Villeda’s previous work with affective computing included a vest that determined emotional responses to changes in light and temperature. Working in Ireland, he also analyzed political speeches to discover emotional reactions to phrases uttered by a candidate.
Source, story and images: Investigación y Desarrollo [in Spanish].
Signals: advertising, emotions, marketing
Call for papers! If you are working on a foresight analysis project, AAI Foresight would welcome the opportunity to publish your work in the Foresight Reports series. Please contact Cindy Wagner, consulting editor, at CynthiaGWagner@gmail.com.
On the AAI Foresight Blog
> Notes from an environmental futurist: The journey from science fiction to futurism is a natural one for many of today’s foresight professionals, observes Dave Bengston. But additional reading in nonfiction—particularly the environmental warnings found in Rachel Carson’s Silent Spring, E.F. Schumacher’s Small Is Beautiful, and other works—took him on a unique new path. Read “How to Become an Environmental Futurist in 50 Years.” Download Bengston’s AAI Foresight Report “A World on Fire” (co-written with Bob Olson).
> Why savings aren’t saving China: Many developing nations protect their citizens’ futures via safety nets such as social security systems. Traditionally lacking such protections, the Chinese have become such big savers that they are stifling economic growth. Tim Mack describes what the Chinese government is doing to alter consumers’ paths to the future. Read “China’s Savings Culture in Turmoil.”
News for the Foresight Community
> In the news, Huffington Post: Media futurist and filmmaker Jason Silva, host of the National Geographic channel’s Brain Games series, spoke with HuffPo correspondent Marianne Schnall on what technologies such as the smartphone have done to our brains—and our humanity. “The brain ... witnesses the world through limited information it gets through the senses and it fills in the blanks,” Silva says. “Our smartphone is literally a mind-expanding substance. It allows us to transcend our limitations and our perceptions and expand our world.” Read “Interview With Futurist Jason Silva, Host of Brain Games” (April 20, 2015). Watch the interview at AOL. Image: ThisIsJasonSilva.com

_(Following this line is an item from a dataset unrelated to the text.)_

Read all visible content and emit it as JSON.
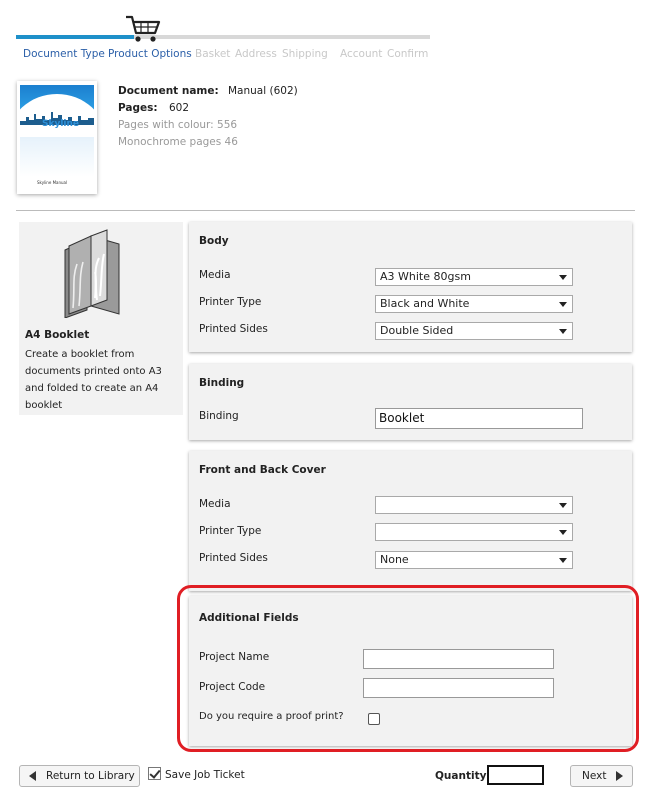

> In the news, CBS: Science correspondent Michael Casey asked technology futurist Gray Scott why he considers himself a techno-optimist. They discussed the prospects of such developments as artificially intelligent assistants in our homes and why we fear the things we make—which are actually reflections of ourselves. Scott is founder of Serious Wonder, a multifaceted technology-arts-philosophy media site. Read “Maybe artificial intelligence won't destroy us after all” by Michael Casey, CBS News (posted May 14, 2015).

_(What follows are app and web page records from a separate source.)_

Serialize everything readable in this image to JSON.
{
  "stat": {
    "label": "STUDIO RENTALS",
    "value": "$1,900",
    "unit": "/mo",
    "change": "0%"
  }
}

> Free webinars: TechCast Global has launched a webinar series offering insights by expert foresight panels, led by Bill Halal and Owen Davies. The first session, on April 30, provided an introduction to forecasting methodologies. The May 7 webinar focused on cybersecurity, AI, and the predictions market. The next webinar is scheduled for June 18, featuring Millennium Project co-founder and director Jerome C. Glenn on The Age of Consciousness: Technology Is Driving the World Beyond Knowledge. Details: TechCast Global.
> Teach the Future: A fundraising campaign to bring free futures-education resources to classrooms is halfway to its goal, according to Peter Bishop, executive director of Teach the Future. The project is also recruiting teachers for the summer program. Learn more at Teach the Future’s new website. Donate at Start Some Good before 6:00 p.m. Pacific time May 24.

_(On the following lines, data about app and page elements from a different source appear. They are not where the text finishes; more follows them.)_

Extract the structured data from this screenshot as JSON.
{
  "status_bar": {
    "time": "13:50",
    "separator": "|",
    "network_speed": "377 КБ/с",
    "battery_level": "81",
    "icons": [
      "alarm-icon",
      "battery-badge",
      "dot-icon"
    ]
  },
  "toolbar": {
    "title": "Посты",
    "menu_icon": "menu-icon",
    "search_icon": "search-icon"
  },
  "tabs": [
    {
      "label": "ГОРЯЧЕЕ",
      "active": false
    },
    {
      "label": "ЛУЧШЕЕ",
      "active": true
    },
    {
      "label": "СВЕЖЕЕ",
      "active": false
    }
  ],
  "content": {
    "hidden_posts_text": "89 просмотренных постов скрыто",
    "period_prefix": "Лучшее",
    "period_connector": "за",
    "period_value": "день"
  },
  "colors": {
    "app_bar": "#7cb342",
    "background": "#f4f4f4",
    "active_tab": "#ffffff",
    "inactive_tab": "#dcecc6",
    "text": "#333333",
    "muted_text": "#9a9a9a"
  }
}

> The editor has landed: AAI Foresight consulting editor Cindy Wagner is sharpening her red pencil. On May 11, she joined the editorial staff of Scrap, the award-winning publication of the Institute of Scrap Recycling Industries (ISRI). She will continue to produce Foresight Signals twice a month. Check out Scrap.